Thursday, January 06, 2005

Happy Birthday, Mr. Sherlock Holmes!

It's also Twelfth Night, or day, or whatever. Good times all around.

Question: Is Mr. Sharon at all embarrassed at the fact that his plans are proceeding only through outright bribery? Are the charedim of Israel, their parties, or their leaders at all embarrassed that they are the eager recipients of such bribery?

Likely answer: No. No, they're not. (See here to see how ridiculous it can get.)

Wednesday, January 05, 2005

"You know about Henry VIII and Anne of Cleves?" I asked a friend. (Don't ask why.) "As in the Get* of Cleves?" he replied.

I'd never thought of that- two of the most famous divorces in history, both from the same city. Go figure.

*Jewish Divorce.
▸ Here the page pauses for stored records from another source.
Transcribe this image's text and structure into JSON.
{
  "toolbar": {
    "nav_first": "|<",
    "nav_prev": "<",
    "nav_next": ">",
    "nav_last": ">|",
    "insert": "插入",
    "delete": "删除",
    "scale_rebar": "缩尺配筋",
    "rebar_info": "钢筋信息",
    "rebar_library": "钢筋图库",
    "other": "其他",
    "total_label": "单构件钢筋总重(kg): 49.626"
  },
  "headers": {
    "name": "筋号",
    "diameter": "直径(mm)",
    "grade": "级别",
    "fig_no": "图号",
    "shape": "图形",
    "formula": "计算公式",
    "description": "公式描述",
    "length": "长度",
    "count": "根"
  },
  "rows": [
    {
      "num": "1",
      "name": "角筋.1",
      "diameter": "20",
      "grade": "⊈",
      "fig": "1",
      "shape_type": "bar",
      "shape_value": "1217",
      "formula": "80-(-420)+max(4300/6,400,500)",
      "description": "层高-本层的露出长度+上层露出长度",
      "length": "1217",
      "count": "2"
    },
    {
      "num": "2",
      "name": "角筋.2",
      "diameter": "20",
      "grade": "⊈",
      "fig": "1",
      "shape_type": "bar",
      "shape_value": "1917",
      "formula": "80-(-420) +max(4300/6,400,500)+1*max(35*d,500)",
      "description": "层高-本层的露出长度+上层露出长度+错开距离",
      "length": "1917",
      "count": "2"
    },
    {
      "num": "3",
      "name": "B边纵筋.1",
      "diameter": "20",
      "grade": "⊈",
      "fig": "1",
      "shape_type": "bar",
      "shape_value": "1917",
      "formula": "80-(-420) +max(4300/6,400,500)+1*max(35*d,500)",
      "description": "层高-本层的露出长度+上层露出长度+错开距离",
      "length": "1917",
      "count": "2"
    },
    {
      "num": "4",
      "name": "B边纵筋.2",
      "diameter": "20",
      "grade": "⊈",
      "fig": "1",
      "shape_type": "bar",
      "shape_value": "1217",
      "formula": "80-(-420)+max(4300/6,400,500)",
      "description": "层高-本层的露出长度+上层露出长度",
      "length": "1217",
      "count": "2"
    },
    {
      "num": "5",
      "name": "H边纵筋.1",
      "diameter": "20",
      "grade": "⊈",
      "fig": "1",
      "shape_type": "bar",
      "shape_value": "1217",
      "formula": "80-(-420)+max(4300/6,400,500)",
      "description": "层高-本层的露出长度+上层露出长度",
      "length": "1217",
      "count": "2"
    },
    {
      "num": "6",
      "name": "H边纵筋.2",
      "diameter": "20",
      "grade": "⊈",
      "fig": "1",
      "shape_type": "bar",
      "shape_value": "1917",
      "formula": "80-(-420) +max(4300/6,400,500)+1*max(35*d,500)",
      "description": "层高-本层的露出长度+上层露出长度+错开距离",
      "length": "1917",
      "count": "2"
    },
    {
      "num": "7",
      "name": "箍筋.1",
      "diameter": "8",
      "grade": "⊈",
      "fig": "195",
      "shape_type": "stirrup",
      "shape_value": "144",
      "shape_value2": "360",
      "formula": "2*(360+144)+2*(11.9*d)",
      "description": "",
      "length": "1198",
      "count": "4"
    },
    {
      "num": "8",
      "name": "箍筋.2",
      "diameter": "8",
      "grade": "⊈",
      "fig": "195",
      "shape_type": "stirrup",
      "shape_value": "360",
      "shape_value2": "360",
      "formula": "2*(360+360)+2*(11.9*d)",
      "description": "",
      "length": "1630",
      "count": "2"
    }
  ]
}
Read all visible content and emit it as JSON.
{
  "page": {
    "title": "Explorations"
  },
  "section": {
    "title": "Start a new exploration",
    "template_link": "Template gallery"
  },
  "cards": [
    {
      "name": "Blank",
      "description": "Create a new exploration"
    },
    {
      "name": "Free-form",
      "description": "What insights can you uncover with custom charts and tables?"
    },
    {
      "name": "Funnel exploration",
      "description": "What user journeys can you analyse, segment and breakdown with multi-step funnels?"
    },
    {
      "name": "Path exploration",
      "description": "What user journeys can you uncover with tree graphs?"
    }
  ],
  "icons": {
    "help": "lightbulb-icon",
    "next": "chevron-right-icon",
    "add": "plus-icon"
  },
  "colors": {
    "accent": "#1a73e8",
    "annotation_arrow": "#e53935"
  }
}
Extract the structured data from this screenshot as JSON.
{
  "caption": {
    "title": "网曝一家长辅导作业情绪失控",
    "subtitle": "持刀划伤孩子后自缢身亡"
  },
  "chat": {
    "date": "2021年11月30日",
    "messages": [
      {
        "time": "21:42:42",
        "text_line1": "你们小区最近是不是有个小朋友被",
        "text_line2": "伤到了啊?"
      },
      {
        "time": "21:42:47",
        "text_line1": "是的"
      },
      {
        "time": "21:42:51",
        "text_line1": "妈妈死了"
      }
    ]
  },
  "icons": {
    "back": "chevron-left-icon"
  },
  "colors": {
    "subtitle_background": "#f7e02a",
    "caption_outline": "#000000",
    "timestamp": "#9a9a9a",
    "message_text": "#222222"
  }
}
One account of this famous story can be found here, but focuses on another angle and omits the happy twist at the end.

Monday, January 03, 2005

A little while back, I wondered about consecutive multi-term wins. Now, with the New York mayor's race beginning, I'm wondering about a possible effect of term limits: Do you think that once someone is term-limited, the public is more forgiving when they run for reelection, thinking that the candidate doesn't have long in office anyway? Consider that since Eisenhower, the first president affected by term limits, five presidents have won reelection and only two (not counting Ford, who was never elected and could have run twice) have lost. I'll have to crunch the numbers of everyone from before, though.

I also wondered about Religious-Zionist accommodation of chareideim. Looks like some of the backlash (toward the end of the piece) has begun, thankfully.

Meanwhile, Safire and his good buddy Sharon continue to be blithering idiots, with Safire all busy justifying Mazen's support of terror. And there's this beaut: "But disengagement or relocation, euphemisms for withdrawal..." Why not, "Withdrawal, a euphemism for expulsion of Jews..."

Elsewhere on the op-ed page are two good pieces on France: The one by John J. Miller (picture on this blog!) is great, of course, but surprisingly, the other piece, which I suppose was chosen to "balance" it, isn't bad either. Sort of a "Yeah, Frenchmen are jerks, but be nice to us" thing. I would add one point to his reasons Americans don't like France: There may be something of a backlash against the "high culture" France supposedly represents, and which we're all supposed to be in awe of.

Rush has a Kojo Annan song. Hee! Question: Can anyone find a picture of him? It's for my mom.